START Source data
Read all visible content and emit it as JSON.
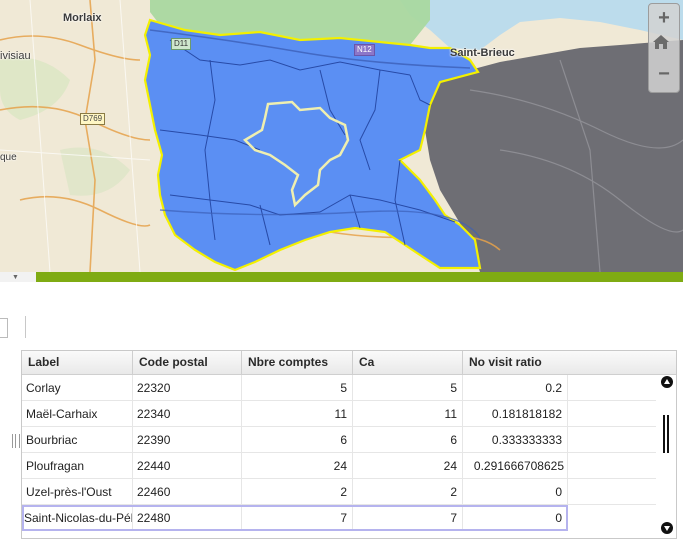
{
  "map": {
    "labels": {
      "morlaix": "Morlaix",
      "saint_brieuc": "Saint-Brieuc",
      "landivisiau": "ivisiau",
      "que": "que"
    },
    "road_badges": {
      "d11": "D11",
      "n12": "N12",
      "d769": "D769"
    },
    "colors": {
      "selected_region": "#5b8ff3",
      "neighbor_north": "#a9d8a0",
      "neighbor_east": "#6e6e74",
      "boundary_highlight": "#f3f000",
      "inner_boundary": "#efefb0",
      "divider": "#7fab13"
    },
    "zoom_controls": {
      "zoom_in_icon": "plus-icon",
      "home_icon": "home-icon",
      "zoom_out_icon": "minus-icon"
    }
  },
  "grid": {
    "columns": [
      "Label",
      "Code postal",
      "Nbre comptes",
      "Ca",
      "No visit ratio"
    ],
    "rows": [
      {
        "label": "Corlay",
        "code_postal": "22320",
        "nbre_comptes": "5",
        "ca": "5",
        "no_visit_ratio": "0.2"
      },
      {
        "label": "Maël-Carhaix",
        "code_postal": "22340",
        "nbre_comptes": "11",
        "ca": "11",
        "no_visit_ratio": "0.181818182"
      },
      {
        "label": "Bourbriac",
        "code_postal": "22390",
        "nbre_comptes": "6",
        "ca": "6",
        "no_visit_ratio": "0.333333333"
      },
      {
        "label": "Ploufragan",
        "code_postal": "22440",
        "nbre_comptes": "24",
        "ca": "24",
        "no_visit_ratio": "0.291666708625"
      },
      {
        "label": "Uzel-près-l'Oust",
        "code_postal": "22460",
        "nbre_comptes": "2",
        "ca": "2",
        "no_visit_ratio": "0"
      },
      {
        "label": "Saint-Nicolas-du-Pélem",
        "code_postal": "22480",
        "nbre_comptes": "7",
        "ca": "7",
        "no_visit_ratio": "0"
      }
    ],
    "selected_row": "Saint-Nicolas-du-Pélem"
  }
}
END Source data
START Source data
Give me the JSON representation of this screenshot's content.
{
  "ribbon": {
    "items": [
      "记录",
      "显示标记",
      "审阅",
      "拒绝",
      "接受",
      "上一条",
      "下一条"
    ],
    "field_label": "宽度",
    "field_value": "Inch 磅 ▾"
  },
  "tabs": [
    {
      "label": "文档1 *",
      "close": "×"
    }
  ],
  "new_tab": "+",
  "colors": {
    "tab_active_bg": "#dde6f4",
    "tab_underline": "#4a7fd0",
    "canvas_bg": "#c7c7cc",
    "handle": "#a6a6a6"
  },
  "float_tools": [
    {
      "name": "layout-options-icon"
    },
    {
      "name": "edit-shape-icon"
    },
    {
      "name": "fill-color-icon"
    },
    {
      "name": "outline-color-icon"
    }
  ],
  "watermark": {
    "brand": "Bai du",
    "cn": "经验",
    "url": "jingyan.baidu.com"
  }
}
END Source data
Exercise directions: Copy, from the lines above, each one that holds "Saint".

Result of this task:
      "saint_brieuc": "Saint-Brieuc",
        "label": "Saint-Nicolas-du-Pélem",
    "selected_row": "Saint-Nicolas-du-Pélem"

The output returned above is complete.